- Drinking alcohol increases your risk. Avoid or limit alcohol to one drink (which is 1.5 ounces of liquor, or 5 ounces of wine, or 12 ounces of beer) per day for women or two drinks per day for men.
In some cases, an underlying cause of hypertension can be identified. This type of hypertension is called secondary hypertension and usually occurs as a more sudden increase in blood pressure. In this type of hypertension, if you can correct the problem that is causing the hypertension, your blood pressure will return to normal.
For example, heart disease may be causing your kidney arteries to narrow with plaque (a process called renal artery stenosis). If this plaque can be removed through a procedure, such as an angioplasty and stenting, adequate blood flow can be restored through the arteries of the kidneys. This could help decrease your blood pressure back to normal levels.
Another example is if you have obstructive sleep apnea.Treatment with a breathing machine called a Continuous Positive Airway Pressure (CPAP) machine at night would help your blood pressure to return to normal levels.
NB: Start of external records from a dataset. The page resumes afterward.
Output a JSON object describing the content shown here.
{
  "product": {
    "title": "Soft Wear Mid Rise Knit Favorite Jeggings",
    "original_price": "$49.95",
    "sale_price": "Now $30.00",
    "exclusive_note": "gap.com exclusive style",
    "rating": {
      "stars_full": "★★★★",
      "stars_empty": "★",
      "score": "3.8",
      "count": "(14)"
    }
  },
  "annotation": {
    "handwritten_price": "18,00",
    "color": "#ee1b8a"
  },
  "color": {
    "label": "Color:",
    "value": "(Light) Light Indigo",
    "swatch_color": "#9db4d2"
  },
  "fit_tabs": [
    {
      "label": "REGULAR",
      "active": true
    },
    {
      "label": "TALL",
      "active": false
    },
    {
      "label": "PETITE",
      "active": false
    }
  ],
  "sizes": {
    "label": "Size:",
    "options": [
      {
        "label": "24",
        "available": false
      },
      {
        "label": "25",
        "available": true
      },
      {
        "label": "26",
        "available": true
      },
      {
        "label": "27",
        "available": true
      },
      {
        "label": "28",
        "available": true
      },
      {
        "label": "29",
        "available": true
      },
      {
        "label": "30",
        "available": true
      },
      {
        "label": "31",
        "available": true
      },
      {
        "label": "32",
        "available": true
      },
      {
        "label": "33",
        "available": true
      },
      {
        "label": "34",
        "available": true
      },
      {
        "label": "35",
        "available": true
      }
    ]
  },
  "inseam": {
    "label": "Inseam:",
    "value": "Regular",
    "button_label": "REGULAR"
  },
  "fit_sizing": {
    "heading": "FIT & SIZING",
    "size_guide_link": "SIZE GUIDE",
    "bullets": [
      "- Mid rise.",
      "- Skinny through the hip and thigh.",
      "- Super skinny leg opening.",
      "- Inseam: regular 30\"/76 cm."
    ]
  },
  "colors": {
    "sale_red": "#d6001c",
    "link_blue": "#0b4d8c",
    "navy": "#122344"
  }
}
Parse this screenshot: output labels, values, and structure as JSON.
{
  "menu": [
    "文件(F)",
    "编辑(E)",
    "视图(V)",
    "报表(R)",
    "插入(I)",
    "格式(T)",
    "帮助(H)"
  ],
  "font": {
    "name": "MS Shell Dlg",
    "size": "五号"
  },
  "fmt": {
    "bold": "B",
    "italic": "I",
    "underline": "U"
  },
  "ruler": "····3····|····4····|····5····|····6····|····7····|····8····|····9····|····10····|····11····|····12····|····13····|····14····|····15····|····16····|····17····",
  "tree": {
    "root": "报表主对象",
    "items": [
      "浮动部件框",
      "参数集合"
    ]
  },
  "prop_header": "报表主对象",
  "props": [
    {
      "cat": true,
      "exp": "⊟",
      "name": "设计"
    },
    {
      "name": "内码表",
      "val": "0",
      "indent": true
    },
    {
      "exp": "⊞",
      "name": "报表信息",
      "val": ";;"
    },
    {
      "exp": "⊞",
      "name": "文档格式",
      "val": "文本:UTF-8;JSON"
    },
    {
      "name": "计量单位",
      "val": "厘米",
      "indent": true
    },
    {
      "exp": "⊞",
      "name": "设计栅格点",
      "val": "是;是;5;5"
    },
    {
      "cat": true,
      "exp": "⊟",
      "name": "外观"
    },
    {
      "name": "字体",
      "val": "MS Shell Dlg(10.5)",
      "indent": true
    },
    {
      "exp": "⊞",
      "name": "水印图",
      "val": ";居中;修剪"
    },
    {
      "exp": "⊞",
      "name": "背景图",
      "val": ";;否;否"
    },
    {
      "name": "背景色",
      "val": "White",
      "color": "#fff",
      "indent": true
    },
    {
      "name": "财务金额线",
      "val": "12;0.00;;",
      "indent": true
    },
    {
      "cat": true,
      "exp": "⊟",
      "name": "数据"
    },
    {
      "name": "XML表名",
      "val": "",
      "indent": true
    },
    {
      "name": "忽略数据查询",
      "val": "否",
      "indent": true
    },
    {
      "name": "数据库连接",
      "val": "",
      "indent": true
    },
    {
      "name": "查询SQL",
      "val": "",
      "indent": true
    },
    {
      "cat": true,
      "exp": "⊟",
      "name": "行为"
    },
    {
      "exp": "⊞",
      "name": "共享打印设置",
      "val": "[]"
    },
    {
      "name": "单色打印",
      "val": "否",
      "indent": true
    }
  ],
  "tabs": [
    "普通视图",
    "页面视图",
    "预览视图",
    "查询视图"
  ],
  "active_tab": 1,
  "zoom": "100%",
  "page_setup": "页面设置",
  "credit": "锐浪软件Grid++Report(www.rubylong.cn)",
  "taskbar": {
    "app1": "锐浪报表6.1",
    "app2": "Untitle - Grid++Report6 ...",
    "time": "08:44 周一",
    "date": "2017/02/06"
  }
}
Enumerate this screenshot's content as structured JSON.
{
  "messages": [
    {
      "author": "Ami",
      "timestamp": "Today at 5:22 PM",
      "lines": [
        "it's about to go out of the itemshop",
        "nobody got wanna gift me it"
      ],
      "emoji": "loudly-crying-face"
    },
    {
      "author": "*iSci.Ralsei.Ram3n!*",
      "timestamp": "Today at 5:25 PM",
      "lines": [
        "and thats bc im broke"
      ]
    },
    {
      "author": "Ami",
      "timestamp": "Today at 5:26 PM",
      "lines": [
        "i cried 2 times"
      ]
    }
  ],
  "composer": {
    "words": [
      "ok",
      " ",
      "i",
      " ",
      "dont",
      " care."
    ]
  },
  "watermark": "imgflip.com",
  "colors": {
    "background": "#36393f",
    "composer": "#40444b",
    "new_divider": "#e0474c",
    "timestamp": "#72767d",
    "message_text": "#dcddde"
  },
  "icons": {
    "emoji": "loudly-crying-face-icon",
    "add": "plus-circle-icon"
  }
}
A less common example of a condition causing secondary hypertension is an adrenal gland tumor. The adrenal glands sit on top of the kidneys and produce several hormones, including adrenaline (which is also known as epinephrine). These hormones are involved in the body’s normal stress response. In other words, the adrenal hormones help your body adjust its heart rate, blood vessel response and blood pressure during times of “fight or flight” stress. Sometimes a problem develops because a mass (tumor) causes too much of these hormones to be produced, resulting in high blood pressure. If an adrenal gland tumor is found, doctors may recommend surgery to remove the tumor. The surgery would also help blood pressure return to normal.
Secondary hypertension can also be caused by a condition called primary aldosteronism, which makes the adrenal glands produce too much of the hormone aldosterone. This causes the body to retain too much sodium in the blood and to excrete too much potassium. Because of the increased sodium in the blood, the body holds in fluid, leading to high blood pressure. This condition can usually be treated with medication or surgery, which helps to return blood pressure to normal.
Sometimes hypertension is difficult to control even when several medications are prescribed. If three or more medications are needed and your blood pressure is still not under control, it is called resistant hypertension. About 30 percent of people with hypertension have resistant hypertension. People with resistant hypertension are at higher risk for stroke and heart attack. But a new treatment for resistant hypertension called renal denervation may be a possibility in the near future.
Learn more about resistant hypertension and renal denervation here.